Exercise brief:
Please give the data again in full, exactly as provided.

Entries from a dataset of interfaces:
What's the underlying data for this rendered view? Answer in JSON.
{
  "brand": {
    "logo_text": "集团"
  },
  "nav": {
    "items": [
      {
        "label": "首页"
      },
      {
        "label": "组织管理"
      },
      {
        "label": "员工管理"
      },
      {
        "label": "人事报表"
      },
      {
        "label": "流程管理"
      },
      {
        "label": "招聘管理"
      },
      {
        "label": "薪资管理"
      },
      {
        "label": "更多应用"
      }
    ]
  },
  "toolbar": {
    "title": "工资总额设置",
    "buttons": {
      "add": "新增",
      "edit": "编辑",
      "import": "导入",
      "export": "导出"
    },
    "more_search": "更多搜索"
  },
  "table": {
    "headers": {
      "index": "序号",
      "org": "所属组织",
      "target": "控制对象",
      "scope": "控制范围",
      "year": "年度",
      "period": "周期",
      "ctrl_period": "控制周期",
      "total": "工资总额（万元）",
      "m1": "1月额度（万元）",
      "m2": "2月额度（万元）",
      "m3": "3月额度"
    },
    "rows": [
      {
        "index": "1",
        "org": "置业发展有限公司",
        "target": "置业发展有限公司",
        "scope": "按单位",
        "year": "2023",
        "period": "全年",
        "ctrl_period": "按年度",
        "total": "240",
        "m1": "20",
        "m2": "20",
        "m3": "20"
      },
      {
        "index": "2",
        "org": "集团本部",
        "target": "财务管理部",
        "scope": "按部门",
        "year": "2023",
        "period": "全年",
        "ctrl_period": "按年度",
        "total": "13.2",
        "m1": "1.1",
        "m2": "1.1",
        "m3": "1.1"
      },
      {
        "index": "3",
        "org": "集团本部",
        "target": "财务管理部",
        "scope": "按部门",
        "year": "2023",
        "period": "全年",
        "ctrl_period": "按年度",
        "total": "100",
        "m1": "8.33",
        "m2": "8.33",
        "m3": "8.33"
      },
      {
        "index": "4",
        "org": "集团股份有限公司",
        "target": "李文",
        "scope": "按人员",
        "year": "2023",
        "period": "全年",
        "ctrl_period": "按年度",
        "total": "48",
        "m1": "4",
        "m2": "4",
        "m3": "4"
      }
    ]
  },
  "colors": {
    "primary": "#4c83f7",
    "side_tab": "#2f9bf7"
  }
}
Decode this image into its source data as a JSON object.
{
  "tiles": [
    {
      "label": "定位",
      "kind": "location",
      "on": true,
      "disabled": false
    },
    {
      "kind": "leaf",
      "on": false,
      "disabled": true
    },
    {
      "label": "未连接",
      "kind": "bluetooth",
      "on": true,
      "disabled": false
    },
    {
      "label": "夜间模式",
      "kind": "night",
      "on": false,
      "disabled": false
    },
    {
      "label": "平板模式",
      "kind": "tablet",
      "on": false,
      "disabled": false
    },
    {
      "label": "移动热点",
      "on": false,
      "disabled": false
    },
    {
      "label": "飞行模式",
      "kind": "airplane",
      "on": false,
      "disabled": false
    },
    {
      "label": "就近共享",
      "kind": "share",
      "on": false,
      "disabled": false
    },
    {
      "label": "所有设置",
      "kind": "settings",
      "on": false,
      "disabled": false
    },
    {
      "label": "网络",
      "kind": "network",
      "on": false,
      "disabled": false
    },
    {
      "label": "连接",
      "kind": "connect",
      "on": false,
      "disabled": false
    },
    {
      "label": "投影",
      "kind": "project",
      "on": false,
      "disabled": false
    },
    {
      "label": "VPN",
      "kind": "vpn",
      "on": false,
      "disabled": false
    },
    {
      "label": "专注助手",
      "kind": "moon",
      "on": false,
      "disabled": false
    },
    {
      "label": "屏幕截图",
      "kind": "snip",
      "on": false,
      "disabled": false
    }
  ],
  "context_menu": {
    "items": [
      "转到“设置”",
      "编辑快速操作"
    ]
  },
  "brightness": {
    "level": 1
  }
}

Exercise solution:
What's the underlying data for this rendered view? Answer in JSON.
{
  "brand": {
    "logo_text": "集团"
  },
  "nav": {
    "items": [
      {
        "label": "首页"
      },
      {
        "label": "组织管理"
      },
      {
        "label": "员工管理"
      },
      {
        "label": "人事报表"
      },
      {
        "label": "流程管理"
      },
      {
        "label": "招聘管理"
      },
      {
        "label": "薪资管理"
      },
      {
        "label": "更多应用"
      }
    ]
  },
  "toolbar": {
    "title": "工资总额设置",
    "buttons": {
      "add": "新增",
      "edit": "编辑",
      "import": "导入",
      "export": "导出"
    },
    "more_search": "更多搜索"
  },
  "table": {
    "headers": {
      "index": "序号",
      "org": "所属组织",
      "target": "控制对象",
      "scope": "控制范围",
      "year": "年度",
      "period": "周期",
      "ctrl_period": "控制周期",
      "total": "工资总额（万元）",
      "m1": "1月额度（万元）",
      "m2": "2月额度（万元）",
      "m3": "3月额度"
    },
    "rows": [
      {
        "index": "1",
        "org": "置业发展有限公司",
        "target": "置业发展有限公司",
        "scope": "按单位",
        "year": "2023",
        "period": "全年",
        "ctrl_period": "按年度",
        "total": "240",
        "m1": "20",
        "m2": "20",
        "m3": "20"
      },
      {
        "index": "2",
        "org": "集团本部",
        "target": "财务管理部",
        "scope": "按部门",
        "year": "2023",
        "period": "全年",
        "ctrl_period": "按年度",
        "total": "13.2",
        "m1": "1.1",
        "m2": "1.1",
        "m3": "1.1"
      },
      {
        "index": "3",
        "org": "集团本部",
        "target": "财务管理部",
        "scope": "按部门",
        "year": "2023",
        "period": "全年",
        "ctrl_period": "按年度",
        "total": "100",
        "m1": "8.33",
        "m2": "8.33",
        "m3": "8.33"
      },
      {
        "index": "4",
        "org": "集团股份有限公司",
        "target": "李文",
        "scope": "按人员",
        "year": "2023",
        "period": "全年",
        "ctrl_period": "按年度",
        "total": "48",
        "m1": "4",
        "m2": "4",
        "m3": "4"
      }
    ]
  },
  "colors": {
    "primary": "#4c83f7",
    "side_tab": "#2f9bf7"
  }
}
Decode this image into its source data as a JSON object.
{
  "tiles": [
    {
      "label": "定位",
      "kind": "location",
      "on": true,
      "disabled": false
    },
    {
      "kind": "leaf",
      "on": false,
      "disabled": true
    },
    {
      "label": "未连接",
      "kind": "bluetooth",
      "on": true,
      "disabled": false
    },
    {
      "label": "夜间模式",
      "kind": "night",
      "on": false,
      "disabled": false
    },
    {
      "label": "平板模式",
      "kind": "tablet",
      "on": false,
      "disabled": false
    },
    {
      "label": "移动热点",
      "on": false,
      "disabled": false
    },
    {
      "label": "飞行模式",
      "kind": "airplane",
      "on": false,
      "disabled": false
    },
    {
      "label": "就近共享",
      "kind": "share",
      "on": false,
      "disabled": false
    },
    {
      "label": "所有设置",
      "kind": "settings",
      "on": false,
      "disabled": false
    },
    {
      "label": "网络",
      "kind": "network",
      "on": false,
      "disabled": false
    },
    {
      "label": "连接",
      "kind": "connect",
      "on": false,
      "disabled": false
    },
    {
      "label": "投影",
      "kind": "project",
      "on": false,
      "disabled": false
    },
    {
      "label": "VPN",
      "kind": "vpn",
      "on": false,
      "disabled": false
    },
    {
      "label": "专注助手",
      "kind": "moon",
      "on": false,
      "disabled": false
    },
    {
      "label": "屏幕截图",
      "kind": "snip",
      "on": false,
      "disabled": false
    }
  ],
  "context_menu": {
    "items": [
      "转到“设置”",
      "编辑快速操作"
    ]
  },
  "brightness": {
    "level": 1
  }
}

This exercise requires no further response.